__Data records for software interfaces__.
----

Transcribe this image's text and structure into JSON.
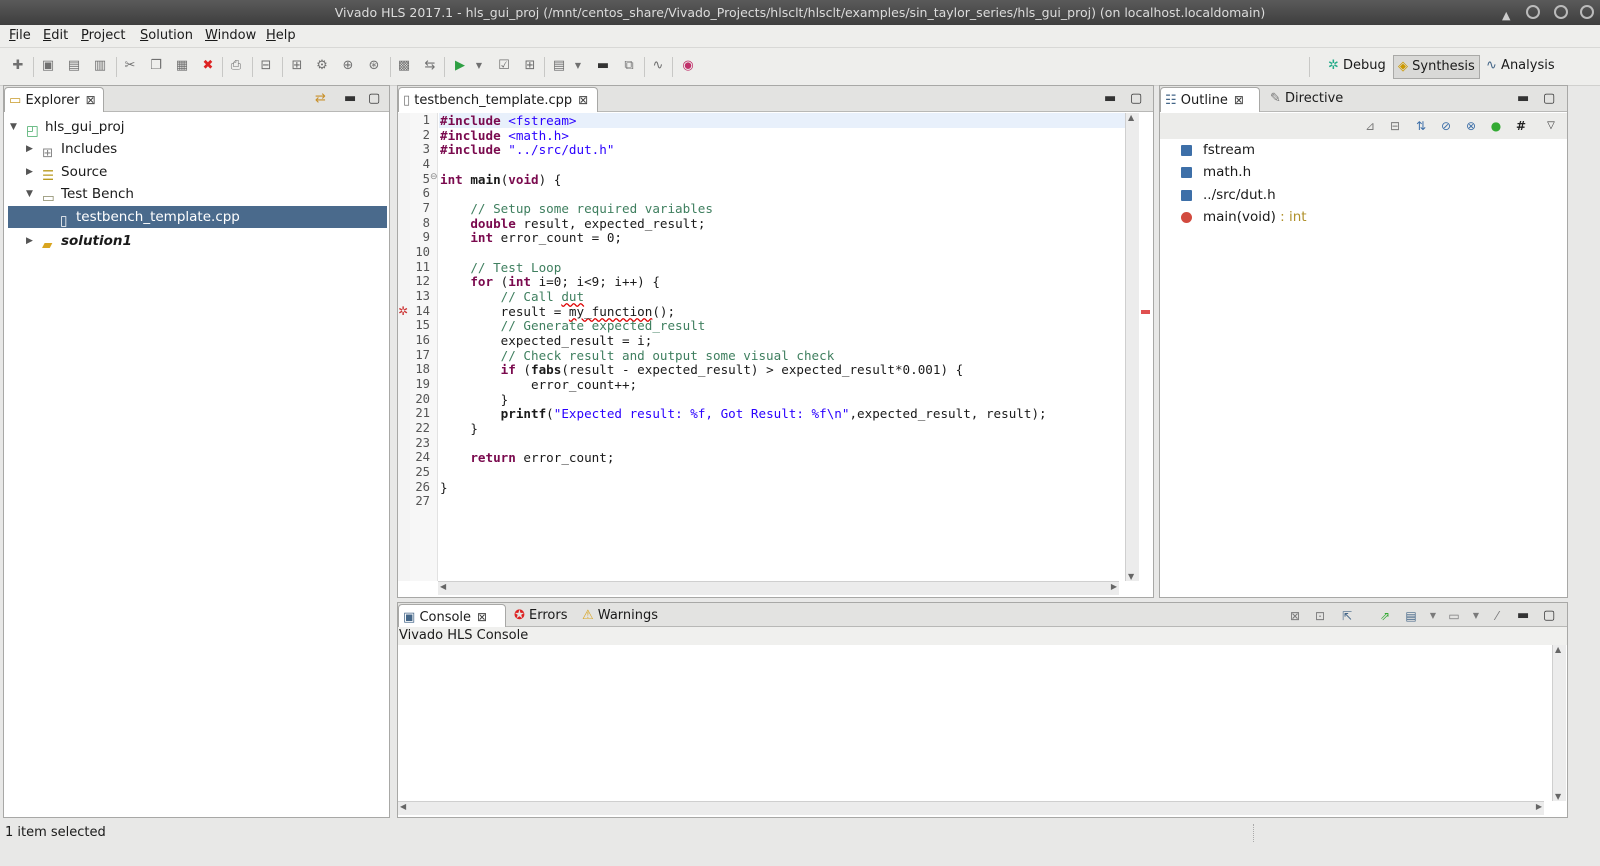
{
  "window": {
    "title": "Vivado HLS 2017.1 - hls_gui_proj (/mnt/centos_share/Vivado_Projects/hlsclt/hlsclt/examples/sin_taylor_series/hls_gui_proj)   (on localhost.localdomain)"
  },
  "menu": [
    {
      "u": "F",
      "rest": "ile"
    },
    {
      "u": "E",
      "rest": "dit"
    },
    {
      "u": "P",
      "rest": "roject"
    },
    {
      "u": "S",
      "rest": "olution"
    },
    {
      "u": "W",
      "rest": "indow"
    },
    {
      "u": "H",
      "rest": "elp"
    }
  ],
  "perspectives": {
    "debug": "Debug",
    "synthesis": "Synthesis",
    "analysis": "Analysis"
  },
  "explorer": {
    "tab": "Explorer",
    "project": "hls_gui_proj",
    "includes": "Includes",
    "source": "Source",
    "testbench": "Test Bench",
    "file": "testbench_template.cpp",
    "solution": "solution1"
  },
  "editor": {
    "tab": "testbench_template.cpp",
    "lines": [
      "1",
      "2",
      "3",
      "4",
      "5",
      "6",
      "7",
      "8",
      "9",
      "10",
      "11",
      "12",
      "13",
      "14",
      "15",
      "16",
      "17",
      "18",
      "19",
      "20",
      "21",
      "22",
      "23",
      "24",
      "25",
      "26",
      "27"
    ]
  },
  "outline": {
    "tab": "Outline",
    "tab2": "Directive",
    "items": [
      "fstream",
      "math.h",
      "../src/dut.h",
      "main(void)"
    ],
    "main_type": " : int"
  },
  "console": {
    "tab": "Console",
    "errors": "Errors",
    "warnings": "Warnings",
    "title": "Vivado HLS Console"
  },
  "status": {
    "text": "1 item selected"
  },
  "colors": {
    "selection": "#4a6a8c",
    "keyword": "#7a0a4e",
    "string": "#2a00ff",
    "comment": "#3f7f5f"
  }
}
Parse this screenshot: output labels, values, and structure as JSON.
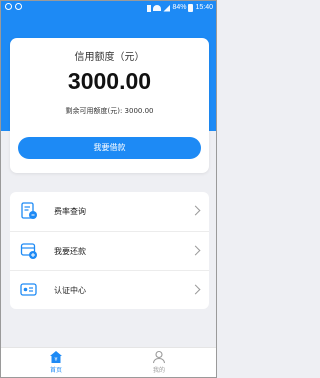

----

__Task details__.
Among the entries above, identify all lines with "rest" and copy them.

__Your response__.
      "rest": "ile"
      "rest": "dit"
      "rest": "roject"
      "rest": "olution"
      "rest": "indow"
      "rest": "elp"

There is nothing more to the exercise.